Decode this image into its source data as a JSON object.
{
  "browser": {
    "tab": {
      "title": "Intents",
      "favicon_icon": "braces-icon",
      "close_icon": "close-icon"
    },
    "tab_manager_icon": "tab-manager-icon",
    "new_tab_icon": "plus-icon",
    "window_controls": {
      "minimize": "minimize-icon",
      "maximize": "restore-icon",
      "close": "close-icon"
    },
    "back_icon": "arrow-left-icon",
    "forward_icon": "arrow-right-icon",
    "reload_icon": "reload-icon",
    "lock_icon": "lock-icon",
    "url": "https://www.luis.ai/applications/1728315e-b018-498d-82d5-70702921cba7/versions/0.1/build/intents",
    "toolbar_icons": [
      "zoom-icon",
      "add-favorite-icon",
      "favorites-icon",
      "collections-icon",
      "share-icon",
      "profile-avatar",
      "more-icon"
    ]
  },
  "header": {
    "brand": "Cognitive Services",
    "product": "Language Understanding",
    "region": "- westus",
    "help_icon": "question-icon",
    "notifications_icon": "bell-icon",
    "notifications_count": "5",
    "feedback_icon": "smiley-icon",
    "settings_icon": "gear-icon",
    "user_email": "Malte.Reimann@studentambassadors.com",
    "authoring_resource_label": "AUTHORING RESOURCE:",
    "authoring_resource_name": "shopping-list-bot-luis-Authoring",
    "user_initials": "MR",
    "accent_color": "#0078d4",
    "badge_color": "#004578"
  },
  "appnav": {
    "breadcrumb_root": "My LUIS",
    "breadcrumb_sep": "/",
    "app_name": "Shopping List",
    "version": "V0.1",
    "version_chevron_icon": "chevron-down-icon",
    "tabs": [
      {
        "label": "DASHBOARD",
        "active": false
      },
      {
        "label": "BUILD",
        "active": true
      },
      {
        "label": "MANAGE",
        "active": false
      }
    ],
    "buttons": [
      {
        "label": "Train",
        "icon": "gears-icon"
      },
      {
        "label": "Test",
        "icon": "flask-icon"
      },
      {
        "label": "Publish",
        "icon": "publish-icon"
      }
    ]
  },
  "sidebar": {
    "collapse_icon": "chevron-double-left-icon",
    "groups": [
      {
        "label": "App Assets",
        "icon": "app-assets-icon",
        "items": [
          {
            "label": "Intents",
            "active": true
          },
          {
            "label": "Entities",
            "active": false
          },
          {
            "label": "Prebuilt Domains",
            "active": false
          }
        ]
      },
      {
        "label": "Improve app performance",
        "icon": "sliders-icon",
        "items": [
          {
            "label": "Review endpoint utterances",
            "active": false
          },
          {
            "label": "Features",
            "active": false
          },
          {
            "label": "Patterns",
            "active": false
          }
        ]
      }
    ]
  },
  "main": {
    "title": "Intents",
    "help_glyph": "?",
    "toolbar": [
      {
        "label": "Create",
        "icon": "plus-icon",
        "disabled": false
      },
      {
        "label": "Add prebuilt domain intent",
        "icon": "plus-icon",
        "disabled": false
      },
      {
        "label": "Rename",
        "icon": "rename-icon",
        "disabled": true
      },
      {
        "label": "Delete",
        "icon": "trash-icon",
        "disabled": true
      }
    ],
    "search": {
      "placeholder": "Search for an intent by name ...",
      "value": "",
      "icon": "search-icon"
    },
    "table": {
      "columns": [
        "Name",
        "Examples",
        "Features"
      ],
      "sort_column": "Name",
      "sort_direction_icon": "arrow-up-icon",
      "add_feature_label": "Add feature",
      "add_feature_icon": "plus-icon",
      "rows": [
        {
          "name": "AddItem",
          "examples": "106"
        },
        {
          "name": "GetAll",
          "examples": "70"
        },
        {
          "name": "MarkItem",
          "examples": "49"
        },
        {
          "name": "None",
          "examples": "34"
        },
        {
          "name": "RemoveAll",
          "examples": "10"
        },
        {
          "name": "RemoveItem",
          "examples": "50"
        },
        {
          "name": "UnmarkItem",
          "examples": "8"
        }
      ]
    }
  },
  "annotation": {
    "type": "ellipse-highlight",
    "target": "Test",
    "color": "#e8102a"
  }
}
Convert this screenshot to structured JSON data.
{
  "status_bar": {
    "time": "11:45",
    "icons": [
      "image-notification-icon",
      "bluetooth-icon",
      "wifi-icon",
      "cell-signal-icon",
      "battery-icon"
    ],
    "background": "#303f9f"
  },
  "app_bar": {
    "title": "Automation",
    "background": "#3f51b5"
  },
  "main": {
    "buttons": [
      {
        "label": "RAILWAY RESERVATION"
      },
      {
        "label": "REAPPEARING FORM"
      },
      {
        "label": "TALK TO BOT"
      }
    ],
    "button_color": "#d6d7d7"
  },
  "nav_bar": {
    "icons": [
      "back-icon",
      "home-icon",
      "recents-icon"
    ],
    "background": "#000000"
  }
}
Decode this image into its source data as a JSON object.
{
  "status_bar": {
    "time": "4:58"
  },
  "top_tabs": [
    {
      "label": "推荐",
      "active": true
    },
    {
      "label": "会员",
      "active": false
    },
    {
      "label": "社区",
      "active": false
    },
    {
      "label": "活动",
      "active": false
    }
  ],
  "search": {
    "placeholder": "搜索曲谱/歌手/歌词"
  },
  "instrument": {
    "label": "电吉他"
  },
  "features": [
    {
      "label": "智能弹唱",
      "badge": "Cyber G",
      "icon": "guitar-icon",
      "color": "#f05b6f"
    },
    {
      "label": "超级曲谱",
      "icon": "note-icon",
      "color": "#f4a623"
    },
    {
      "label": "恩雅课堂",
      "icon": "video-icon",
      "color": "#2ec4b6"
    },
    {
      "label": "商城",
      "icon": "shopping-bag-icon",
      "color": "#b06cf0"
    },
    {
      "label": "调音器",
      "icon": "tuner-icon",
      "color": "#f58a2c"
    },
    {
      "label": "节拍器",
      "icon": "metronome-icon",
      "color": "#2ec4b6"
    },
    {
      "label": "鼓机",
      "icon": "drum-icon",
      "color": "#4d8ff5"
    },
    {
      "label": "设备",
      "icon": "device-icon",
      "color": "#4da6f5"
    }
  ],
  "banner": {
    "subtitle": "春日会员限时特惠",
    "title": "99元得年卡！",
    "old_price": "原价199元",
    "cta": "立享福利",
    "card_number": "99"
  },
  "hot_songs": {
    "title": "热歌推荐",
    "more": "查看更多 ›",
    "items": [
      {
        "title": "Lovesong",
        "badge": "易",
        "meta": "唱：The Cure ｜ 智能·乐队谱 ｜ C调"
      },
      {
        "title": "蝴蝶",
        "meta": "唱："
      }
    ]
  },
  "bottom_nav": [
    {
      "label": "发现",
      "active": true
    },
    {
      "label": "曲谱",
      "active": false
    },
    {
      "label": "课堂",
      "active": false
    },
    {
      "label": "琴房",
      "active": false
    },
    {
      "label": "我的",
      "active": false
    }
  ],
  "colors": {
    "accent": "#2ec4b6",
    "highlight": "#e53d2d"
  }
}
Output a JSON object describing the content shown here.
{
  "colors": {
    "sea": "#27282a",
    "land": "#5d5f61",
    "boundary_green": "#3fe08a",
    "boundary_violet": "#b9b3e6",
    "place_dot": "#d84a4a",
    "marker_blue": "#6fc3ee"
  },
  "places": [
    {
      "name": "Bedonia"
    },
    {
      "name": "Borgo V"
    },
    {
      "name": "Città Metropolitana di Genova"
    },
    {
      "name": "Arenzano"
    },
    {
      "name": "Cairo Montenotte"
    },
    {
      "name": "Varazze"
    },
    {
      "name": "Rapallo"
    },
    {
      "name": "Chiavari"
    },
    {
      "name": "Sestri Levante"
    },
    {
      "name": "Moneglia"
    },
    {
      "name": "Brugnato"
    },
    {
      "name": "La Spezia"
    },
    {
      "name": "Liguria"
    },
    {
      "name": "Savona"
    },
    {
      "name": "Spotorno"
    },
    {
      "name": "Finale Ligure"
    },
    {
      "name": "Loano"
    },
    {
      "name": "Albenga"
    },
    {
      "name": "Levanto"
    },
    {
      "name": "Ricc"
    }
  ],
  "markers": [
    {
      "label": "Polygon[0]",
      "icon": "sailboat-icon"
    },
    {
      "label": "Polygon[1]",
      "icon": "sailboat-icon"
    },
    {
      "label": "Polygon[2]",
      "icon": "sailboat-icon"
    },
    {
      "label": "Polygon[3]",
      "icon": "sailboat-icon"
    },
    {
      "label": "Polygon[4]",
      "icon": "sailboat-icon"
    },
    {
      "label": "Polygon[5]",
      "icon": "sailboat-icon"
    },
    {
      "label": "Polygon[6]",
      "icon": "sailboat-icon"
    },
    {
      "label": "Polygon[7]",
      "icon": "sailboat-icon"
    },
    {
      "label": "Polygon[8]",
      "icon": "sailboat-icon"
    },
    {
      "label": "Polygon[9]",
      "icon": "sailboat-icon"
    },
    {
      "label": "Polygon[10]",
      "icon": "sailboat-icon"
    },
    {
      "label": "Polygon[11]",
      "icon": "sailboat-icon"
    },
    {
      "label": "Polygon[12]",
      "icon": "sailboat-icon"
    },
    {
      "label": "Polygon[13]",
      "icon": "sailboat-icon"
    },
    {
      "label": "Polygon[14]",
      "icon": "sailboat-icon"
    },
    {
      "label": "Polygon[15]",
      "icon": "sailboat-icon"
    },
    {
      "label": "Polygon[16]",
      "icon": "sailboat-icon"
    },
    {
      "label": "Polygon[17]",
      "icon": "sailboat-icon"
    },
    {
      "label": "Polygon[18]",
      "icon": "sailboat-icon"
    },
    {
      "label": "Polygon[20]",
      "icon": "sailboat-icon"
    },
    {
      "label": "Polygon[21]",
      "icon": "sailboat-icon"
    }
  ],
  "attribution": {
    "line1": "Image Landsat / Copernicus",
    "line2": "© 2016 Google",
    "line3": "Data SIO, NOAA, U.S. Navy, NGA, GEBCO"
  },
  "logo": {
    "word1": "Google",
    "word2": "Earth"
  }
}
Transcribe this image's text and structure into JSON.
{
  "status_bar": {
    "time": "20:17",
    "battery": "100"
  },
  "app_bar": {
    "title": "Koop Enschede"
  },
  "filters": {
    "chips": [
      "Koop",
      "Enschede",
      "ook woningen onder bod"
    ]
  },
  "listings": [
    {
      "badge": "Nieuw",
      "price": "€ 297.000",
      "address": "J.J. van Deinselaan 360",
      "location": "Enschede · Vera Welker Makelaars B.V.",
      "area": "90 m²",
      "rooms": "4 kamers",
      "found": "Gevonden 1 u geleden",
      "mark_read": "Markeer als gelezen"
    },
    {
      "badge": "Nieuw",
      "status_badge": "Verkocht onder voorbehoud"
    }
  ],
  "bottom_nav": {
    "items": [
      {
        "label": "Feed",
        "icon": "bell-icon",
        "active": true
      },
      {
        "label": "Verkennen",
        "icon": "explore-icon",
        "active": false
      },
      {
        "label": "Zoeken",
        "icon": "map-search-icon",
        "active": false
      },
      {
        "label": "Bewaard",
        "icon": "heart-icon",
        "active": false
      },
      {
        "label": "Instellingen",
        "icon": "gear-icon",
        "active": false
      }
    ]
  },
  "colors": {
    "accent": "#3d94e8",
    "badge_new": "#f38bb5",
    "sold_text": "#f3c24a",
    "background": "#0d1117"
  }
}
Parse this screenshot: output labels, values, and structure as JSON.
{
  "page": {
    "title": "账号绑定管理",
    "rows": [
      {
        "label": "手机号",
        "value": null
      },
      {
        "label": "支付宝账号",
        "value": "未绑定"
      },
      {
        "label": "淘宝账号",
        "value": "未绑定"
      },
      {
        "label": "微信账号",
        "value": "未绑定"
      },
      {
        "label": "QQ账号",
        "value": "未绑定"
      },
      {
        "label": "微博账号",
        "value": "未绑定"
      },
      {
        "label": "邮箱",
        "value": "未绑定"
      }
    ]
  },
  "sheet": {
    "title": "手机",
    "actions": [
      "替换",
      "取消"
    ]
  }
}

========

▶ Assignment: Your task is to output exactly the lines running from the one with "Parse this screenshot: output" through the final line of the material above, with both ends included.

▶ Task output:
Parse this screenshot: output labels, values, and structure as JSON.
{
  "page": {
    "title": "账号绑定管理",
    "rows": [
      {
        "label": "手机号",
        "value": null
      },
      {
        "label": "支付宝账号",
        "value": "未绑定"
      },
      {
        "label": "淘宝账号",
        "value": "未绑定"
      },
      {
        "label": "微信账号",
        "value": "未绑定"
      },
      {
        "label": "QQ账号",
        "value": "未绑定"
      },
      {
        "label": "微博账号",
        "value": "未绑定"
      },
      {
        "label": "邮箱",
        "value": "未绑定"
      }
    ]
  },
  "sheet": {
    "title": "手机",
    "actions": [
      "替换",
      "取消"
    ]
  }
}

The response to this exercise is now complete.